"〜ちゃう" is often simply described as the casual/contracted/etc. form of "〜てしまう", with no further explanation given. This would seem to imply that in terms of meaning they are identical, with only politeness/formality considerations determining which is used.
However, there is evidence that this is not the case. Although Google hits are an extremely inexact measure, these are the rough figures for a few searches (all in quotation marks):
- 教えちゃいました = 60,000 hits
教えてしまいました = 1,600,000 hits
教えちゃってください = 28,000 hits
教えてしまってください = 3 hits

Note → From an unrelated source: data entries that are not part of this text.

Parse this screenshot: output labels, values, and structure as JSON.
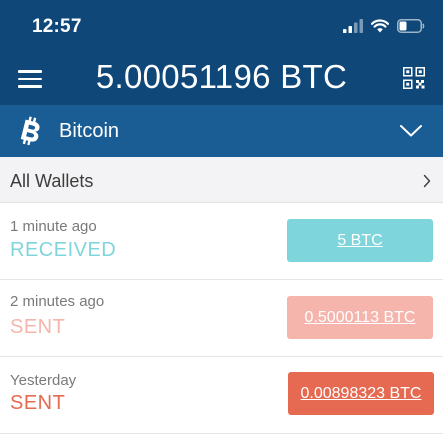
{
  "status_bar": {
    "time": "12:57",
    "icons": [
      "signal-icon",
      "wifi-icon",
      "battery-icon"
    ]
  },
  "header": {
    "balance": "5.00051196 BTC",
    "menu_icon": "hamburger-menu-icon",
    "qr_icon": "qr-code-icon"
  },
  "coin_selector": {
    "name": "Bitcoin",
    "icon": "bitcoin-icon",
    "chevron_icon": "chevron-down-icon"
  },
  "wallet_filter": {
    "label": "All Wallets",
    "chevron_icon": "chevron-right-icon"
  },
  "transactions": [
    {
      "time": "1 minute ago",
      "type": "RECEIVED",
      "amount": "5 BTC",
      "type_color": "#7fd5dc",
      "button_color": "#7fd5dc"
    },
    {
      "time": "2 minutes ago",
      "type": "SENT",
      "amount": "0.5000113 BTC",
      "type_color": "#f5b5ac",
      "button_color": "#f5b5ac"
    },
    {
      "time": "Yesterday",
      "type": "SENT",
      "amount": "0.00898323 BTC",
      "type_color": "#e66a52",
      "button_color": "#e66a52"
    }
  ],
  "colors": {
    "header_bg": "#0e4778",
    "coin_bar_bg": "#1a5d94",
    "filter_bg": "#f3f3f5"
  }
}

食べちゃってください = 1,150,000 hits
食べてしまってください = 1,800,000 hits
報告しちゃってください = 1,150,000 hits
報告してしまってください = 0 hits
感動しちゃってください = 600,000 hits
感動してしまってください = 0 hits

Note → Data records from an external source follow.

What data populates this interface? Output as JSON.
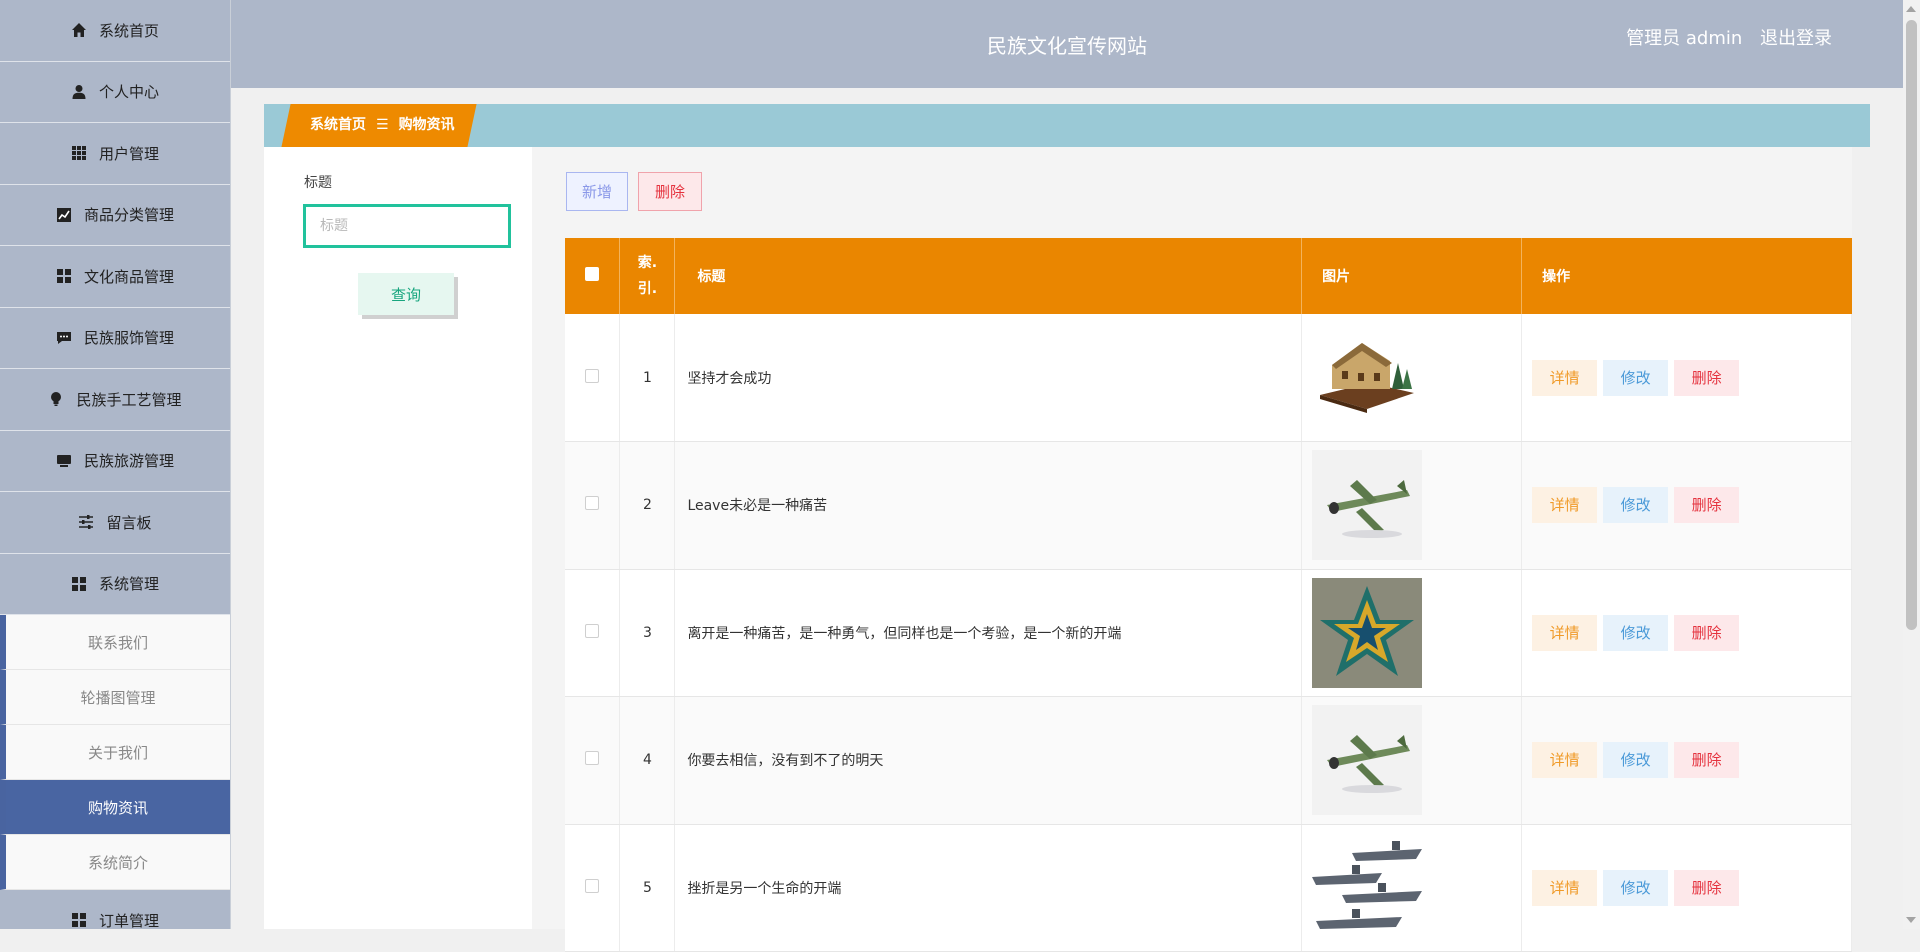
{
  "header": {
    "title": "民族文化宣传网站",
    "user_label": "管理员 admin",
    "logout": "退出登录"
  },
  "sidebar": {
    "items": [
      {
        "label": "系统首页",
        "icon": "home-icon"
      },
      {
        "label": "个人中心",
        "icon": "user-icon"
      },
      {
        "label": "用户管理",
        "icon": "grid-icon"
      },
      {
        "label": "商品分类管理",
        "icon": "chart-icon"
      },
      {
        "label": "文化商品管理",
        "icon": "apps-icon"
      },
      {
        "label": "民族服饰管理",
        "icon": "chat-icon"
      },
      {
        "label": "民族手工艺管理",
        "icon": "bulb-icon"
      },
      {
        "label": "民族旅游管理",
        "icon": "monitor-icon"
      },
      {
        "label": "留言板",
        "icon": "sliders-icon"
      },
      {
        "label": "系统管理",
        "icon": "apps-icon"
      }
    ],
    "submenu": [
      {
        "label": "联系我们"
      },
      {
        "label": "轮播图管理"
      },
      {
        "label": "关于我们"
      },
      {
        "label": "购物资讯",
        "active": true
      },
      {
        "label": "系统简介"
      }
    ],
    "last_item": {
      "label": "订单管理",
      "icon": "apps-icon"
    }
  },
  "breadcrumb": {
    "home": "系统首页",
    "separator": "☰",
    "current": "购物资讯"
  },
  "search": {
    "label": "标题",
    "placeholder": "标题",
    "value": "",
    "button": "查询"
  },
  "toolbar": {
    "add": "新增",
    "delete": "删除"
  },
  "table": {
    "headers": {
      "index_line1": "索.",
      "index_line2": "引.",
      "title": "标题",
      "image": "图片",
      "ops": "操作"
    },
    "rows": [
      {
        "index": "1",
        "title": "坚持才会成功",
        "image": "house-model"
      },
      {
        "index": "2",
        "title": "Leave未必是一种痛苦",
        "image": "airplane-model"
      },
      {
        "index": "3",
        "title": "离开是一种痛苦，是一种勇气，但同样也是一个考验，是一个新的开端",
        "image": "star-puzzle"
      },
      {
        "index": "4",
        "title": "你要去相信，没有到不了的明天",
        "image": "airplane-model"
      },
      {
        "index": "5",
        "title": "挫折是另一个生命的开端",
        "image": "ships-model"
      }
    ],
    "ops": {
      "detail": "详情",
      "edit": "修改",
      "delete": "删除"
    }
  },
  "colors": {
    "accent_orange": "#ea8600",
    "sidebar_bg": "#adb7c9",
    "active_blue": "#4965a2",
    "search_border": "#21c29c"
  }
}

インストールしちゃってください = 230,000 hits
- インストールしてしまってください = 645,000 hits
60k vs 1,600k is a big difference in relative terms, but even 60k hits implies a perfectly acceptable form. However, hit counts of 0 and 3 are quite striking and suggest that the forms are basically never used, even though the equivalent 〜ちゃってください forms are.
So why exactly is it this? Why do some 〜てしまってください vs 〜ちゃってください pairs return such lopsided hit counts, while others do not?
(Note: I'm looking for answers with a bit of rigor, ideally expressing a general principle, and certainly going beyond "It just feels more natural for some words" or similar.)
Edit: Couple of clarifications:
The past tense (〜ました) example above is basically for context, I don't think it needs explication. I only noticed this phenomena with the 〜てください contexts. If it does or doesn't happen with other contexts, that would probably make up part of a good answer!
The Google numbers are terrible, okay, point taken. It still looks to me like the possible number of hits for 〜てしまってください is either "virtually none" or "dozens to hundreds", with not much in between and no obvious relation to 〜ちゃってください numbers. If I've just chosen bad examples and there is actually a subtle gradient I'm just not seeing, proof of this would constitute a good answer. (In particular if anyone wants to search a proper corpus that would be great.)